An exact copy of every entry is needed, with the images left out.

Web page and app entries:
★ ★ ★
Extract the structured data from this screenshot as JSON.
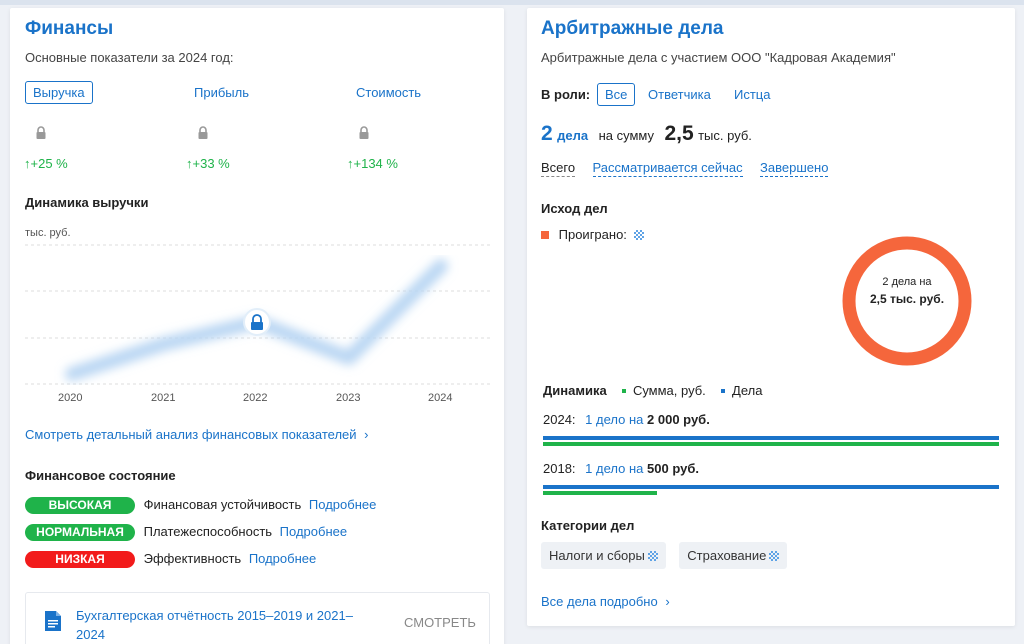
{
  "finances": {
    "title": "Финансы",
    "subtitle": "Основные показатели за 2024 год:",
    "metrics": [
      {
        "label": "Выручка",
        "change": "+25 %"
      },
      {
        "label": "Прибыль",
        "change": "+33 %"
      },
      {
        "label": "Стоимость",
        "change": "+134 %"
      }
    ],
    "dynamics_title": "Динамика выручки",
    "unit": "тыс. руб.",
    "years": [
      "2020",
      "2021",
      "2022",
      "2023",
      "2024"
    ],
    "detail_link": "Смотреть детальный анализ финансовых показателей",
    "state_title": "Финансовое состояние",
    "states": [
      {
        "badge": "ВЫСОКАЯ",
        "label": "Финансовая устойчивость",
        "link": "Подробнее",
        "color": "#1fb34a"
      },
      {
        "badge": "НОРМАЛЬНАЯ",
        "label": "Платежеспособность",
        "link": "Подробнее",
        "color": "#1fb34a"
      },
      {
        "badge": "НИЗКАЯ",
        "label": "Эффективность",
        "link": "Подробнее",
        "color": "#f21b1b"
      }
    ],
    "report_title": "Бухгалтерская отчётность 2015–2019 и 2021–2024",
    "report_action": "СМОТРЕТЬ"
  },
  "arbitration": {
    "title": "Арбитражные дела",
    "subtitle": "Арбитражные дела с участием ООО \"Кадровая Академия\"",
    "role_label": "В роли:",
    "roles": [
      "Все",
      "Ответчика",
      "Истца"
    ],
    "cases_count": "2",
    "cases_word": "дела",
    "sum_prefix": "на сумму",
    "sum_value": "2,5",
    "sum_unit": "тыс. руб.",
    "filters": [
      "Всего",
      "Рассматривается сейчас",
      "Завершено"
    ],
    "outcome_title": "Исход дел",
    "outcome_legend": "Проиграно:",
    "donut_line1": "2 дела на",
    "donut_line2": "2,5 тыс. руб.",
    "donut_color": "#f5663c",
    "dynamics_title": "Динамика",
    "legend_sum": "Сумма, руб.",
    "legend_cases": "Дела",
    "rows": [
      {
        "year": "2024:",
        "cases": "1 дело",
        "na": "на",
        "amount": "2 000 руб."
      },
      {
        "year": "2018:",
        "cases": "1 дело",
        "na": "на",
        "amount": "500 руб."
      }
    ],
    "categories_title": "Категории дел",
    "categories": [
      "Налоги и сборы",
      "Страхование"
    ],
    "all_link": "Все дела подробно"
  },
  "colors": {
    "accent": "#1a73c9",
    "green": "#1fb34a",
    "red": "#f21b1b"
  }
}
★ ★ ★
* Result
Extract the structured data from this screenshot as JSON.
{
  "finances": {
    "title": "Финансы",
    "subtitle": "Основные показатели за 2024 год:",
    "metrics": [
      {
        "label": "Выручка",
        "change": "+25 %"
      },
      {
        "label": "Прибыль",
        "change": "+33 %"
      },
      {
        "label": "Стоимость",
        "change": "+134 %"
      }
    ],
    "dynamics_title": "Динамика выручки",
    "unit": "тыс. руб.",
    "years": [
      "2020",
      "2021",
      "2022",
      "2023",
      "2024"
    ],
    "detail_link": "Смотреть детальный анализ финансовых показателей",
    "state_title": "Финансовое состояние",
    "states": [
      {
        "badge": "ВЫСОКАЯ",
        "label": "Финансовая устойчивость",
        "link": "Подробнее",
        "color": "#1fb34a"
      },
      {
        "badge": "НОРМАЛЬНАЯ",
        "label": "Платежеспособность",
        "link": "Подробнее",
        "color": "#1fb34a"
      },
      {
        "badge": "НИЗКАЯ",
        "label": "Эффективность",
        "link": "Подробнее",
        "color": "#f21b1b"
      }
    ],
    "report_title": "Бухгалтерская отчётность 2015–2019 и 2021–2024",
    "report_action": "СМОТРЕТЬ"
  },
  "arbitration": {
    "title": "Арбитражные дела",
    "subtitle": "Арбитражные дела с участием ООО \"Кадровая Академия\"",
    "role_label": "В роли:",
    "roles": [
      "Все",
      "Ответчика",
      "Истца"
    ],
    "cases_count": "2",
    "cases_word": "дела",
    "sum_prefix": "на сумму",
    "sum_value": "2,5",
    "sum_unit": "тыс. руб.",
    "filters": [
      "Всего",
      "Рассматривается сейчас",
      "Завершено"
    ],
    "outcome_title": "Исход дел",
    "outcome_legend": "Проиграно:",
    "donut_line1": "2 дела на",
    "donut_line2": "2,5 тыс. руб.",
    "donut_color": "#f5663c",
    "dynamics_title": "Динамика",
    "legend_sum": "Сумма, руб.",
    "legend_cases": "Дела",
    "rows": [
      {
        "year": "2024:",
        "cases": "1 дело",
        "na": "на",
        "amount": "2 000 руб."
      },
      {
        "year": "2018:",
        "cases": "1 дело",
        "na": "на",
        "amount": "500 руб."
      }
    ],
    "categories_title": "Категории дел",
    "categories": [
      "Налоги и сборы",
      "Страхование"
    ],
    "all_link": "Все дела подробно"
  },
  "colors": {
    "accent": "#1a73c9",
    "green": "#1fb34a",
    "red": "#f21b1b"
  }
}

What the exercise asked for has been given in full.